The Grognard: So you want a detailed, reactive, and immersive setting – but you want the important events of that setting to sit there, twiddling their thumbs, until you’re ready to address them.
Achilles: Pretty much, yeah. They couldn’t write their way around this problem somehow? These games are supposed to be fun. Stressing me out with fidgety details isn’t that.
The Grognard: The stress can create a sense of urgency that adds to the experience. Take the original Fallout – you had 150 days to find a replacement for the vault’s water purification chip, then 500 days before the Master attacks Vault 13. The whole plot was built around it, and it helped create the dark, desperate vibe of the series.
Achilles: That’s fine for Fallout. But this is a different series, with a different vibe. Plus, if you’re going to have timers, you should commit to the idea, not just throw them in randomly here and there. The ones here mess with the flow of things.
The Grognard: That much I agree with. Timed quests are rarely done well – Fallout is an exception that proves the rule. But I wish some developer or another would explore the mechanic again. I mean, without them, what’s the incentive not to just rest after every fight?
Achilles: There isn’t one. Well, there are random attacks, but you just reload a save if you get one of those.
The Grognard: So why have resting at all, if there’s no penalty for spamming it? Why not just have health regenerate when you’re out of combat?
Achilles: Preaching to the choir over here, my friend.
The Grognard: Later on, Bioware went that route, and I can see why.
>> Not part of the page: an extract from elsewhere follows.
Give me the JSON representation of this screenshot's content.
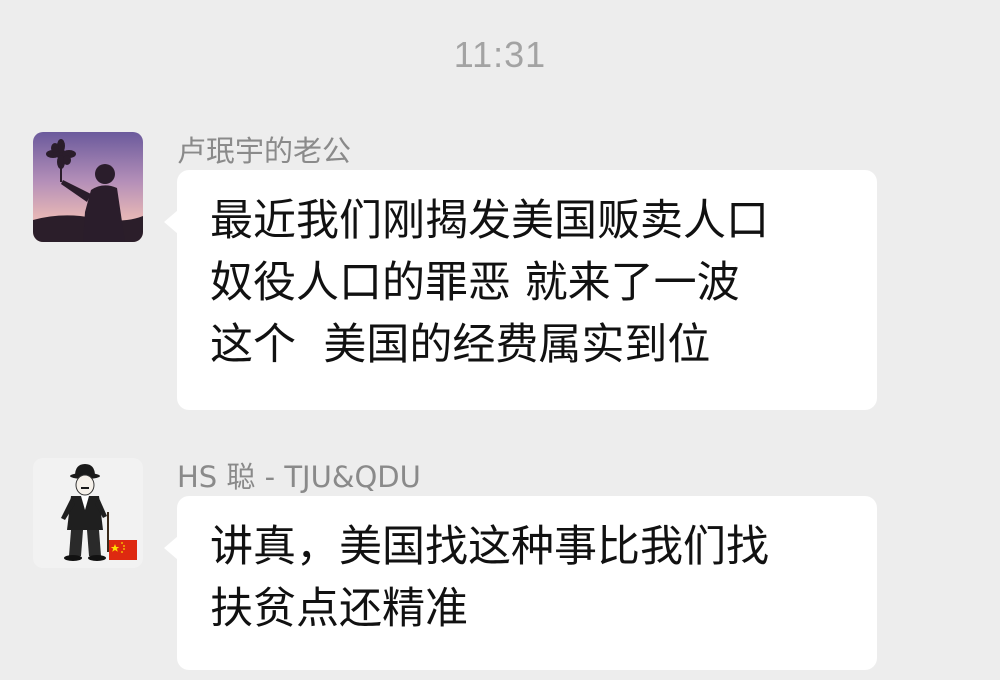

But it feels like they were halfway to an interesting resource management mechanic and then just gave up.
Achilles: Thank god for that. The phrase “interesting resource management mechanic” gives me the heebie jeebies. I’ve seen enough of this game’s inventory system to know that “interesting resource management mechanics” aren’t exactly their strong suit. Not after I just spent ten minutes individually selling about a hundred silver rings at Feldepost’s Inn, or got in the habit of picking party members partly by their carry weight. Pick up one ankheg shell too many, and you have to rearrange six backpacks to make room.
The Grognard: The inventory juggling could’ve been toned down, no arguments there. But do you see the pattern that’s developing? Whenever a tabletop-inspired mechanic doesn’t quite work, your instinct is to throw it overboard, rather than to come up with an adjustment or workaround. Bioware had the same instinct, and I believe the seeds of their future problems can already be seen here.
Achilles: What’s the alternative, though? Preferably one that doesn’t involve piling more busywork on top of the player?
The Grognard: Oh, there’s a whole other tradition that exists right here in the Infinity Engine. It’s the Black Isle tradition. But there’ll be more to say about that later in the game.
Games and the Fear of Death
Why killing you might be the least scary thing a game can do.
Crysis 2 has basically the same plot as Half-Life 2. So why is one a classic and the other simply obnoxious and tiresome?
Steam Summer Blues
This mess of dross, confusion, and terrible UI design is the storefront the big publishers couldn't beat? Amazing.
Why The Christmas Shopping Season is Worse Every Year
Everyone hates Black Friday sales. Even retailers! So why does it exist?
The true story of three strange days in 1989, when the last months of my adolescence ran out and the first few sparks of adulthood appeared.